Benign lung masses comprise a heterogeneous group of tumors that are defined by their lack of malignant features histologically and their nonaggressive clinical behavior. This is evidenced by the absence of invasion into surrounding tissue planes or metastatic spread to other structures. In a classic study, Martini1, who investigated the Memorial Sloan Kettering experience, demonstrated that less than 1% of resected lung lesions are benign. More recent reports have shown that despite advances in preoperative imaging and assessment, up to 9% of nodules suspected of being malignant prior to resection are found to be benign.2 Increasing utilization of CT scanning for lung cancer screening as well as for other cardiopulmonary diagnostic purposes has led to an increase in the number of patients being identified with pulmonary nodules. Given the overall low incidence of these tumors, differentiating a benign from a malignant lung mass can sometimes be difficult. Using a combination of clinical tools including a detailed history and physical examination, laboratory workup, radiographic imaging, and tissue sampling techniques, it is often possible to achieve an accurate assessment of a benign lung mass. It is this evaluation and correct characterization of an indeterminate pulmonary nodule that is invaluable in guiding treatment planning as well as assessing the overall prognosis of the patient.

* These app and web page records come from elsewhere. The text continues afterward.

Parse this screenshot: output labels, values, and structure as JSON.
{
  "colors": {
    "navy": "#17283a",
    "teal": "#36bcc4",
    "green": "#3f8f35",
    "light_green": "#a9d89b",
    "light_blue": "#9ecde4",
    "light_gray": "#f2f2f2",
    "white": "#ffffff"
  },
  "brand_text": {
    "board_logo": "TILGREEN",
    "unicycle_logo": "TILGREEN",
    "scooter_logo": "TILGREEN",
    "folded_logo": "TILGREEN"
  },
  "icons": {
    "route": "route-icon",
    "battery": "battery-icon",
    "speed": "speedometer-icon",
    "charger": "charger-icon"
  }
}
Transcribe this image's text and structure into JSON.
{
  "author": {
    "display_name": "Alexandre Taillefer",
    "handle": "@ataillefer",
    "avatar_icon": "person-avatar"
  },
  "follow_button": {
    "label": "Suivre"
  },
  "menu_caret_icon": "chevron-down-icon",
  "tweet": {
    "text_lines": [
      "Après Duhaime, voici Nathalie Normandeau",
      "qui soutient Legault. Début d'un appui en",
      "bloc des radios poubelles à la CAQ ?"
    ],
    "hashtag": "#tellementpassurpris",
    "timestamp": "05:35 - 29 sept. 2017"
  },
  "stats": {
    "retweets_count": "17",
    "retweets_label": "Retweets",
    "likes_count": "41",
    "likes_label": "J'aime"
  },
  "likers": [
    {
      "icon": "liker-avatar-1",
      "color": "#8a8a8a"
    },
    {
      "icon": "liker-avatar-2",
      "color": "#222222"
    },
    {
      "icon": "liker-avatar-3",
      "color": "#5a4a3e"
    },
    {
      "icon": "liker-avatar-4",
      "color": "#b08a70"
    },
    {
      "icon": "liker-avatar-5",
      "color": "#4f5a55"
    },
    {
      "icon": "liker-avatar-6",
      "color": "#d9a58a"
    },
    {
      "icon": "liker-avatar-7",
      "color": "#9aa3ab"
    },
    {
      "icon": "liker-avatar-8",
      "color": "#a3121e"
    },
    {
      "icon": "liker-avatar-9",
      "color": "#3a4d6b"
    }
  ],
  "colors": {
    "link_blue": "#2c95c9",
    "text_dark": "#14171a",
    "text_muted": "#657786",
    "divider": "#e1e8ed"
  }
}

The Indeterminate Solitary Pulmonary Nodule
The solitary pulmonary nodule is a rounded lesion with well-demarcated margins. Its size may vary from a few millimeters to a few centimeters. Two features are particularly helpful in making the distinction between benign and malignant lesions: (1) Nodules with doubling times of less than 10 days or more than 450 days are most likely benign, and (2) calcifications seen on a chest radiograph or CT scan with fine cuts through the tumor that exhibit a central, diffuse, speckled, laminar, or popcorn pattern most likely reflect a benign mass, whereas eccentric calcifications are more characteristic of malignancy. Various diagnostic modalities are available and used to differentiate between benign and malignant lung lesions presenting as a solitary pulmonary nodule.
Often performed early in the evaluation of a pulmonary nodule, the radiographic appearance of a mass on CT can help identify differences between primary lung cancers and benign nodules. Cancers will often have ill-defined tumor margins and spiculation, will involve bronchi or vessels, and will enlarge more rapidly than benign tumors.3 CT also can be used for guided percutaneous core needle biopsy of accessible pulmonary nodules. In a study of 60 patients with benign pulmonary lesions, percutaneous core needle biopsy was able to provide a definitive diagnosis in 81.7% of cases as opposed to fine-needle aspiration, in which a specific benign diagnosis was made in only 16.7% of cases.4 Reports also have shown that 1-mm-thick slices on high-resolution CT can be used to differentiate between benign and malignant solitary pulmonary nodules with a sensitivity of 91.4%.5 Continued ...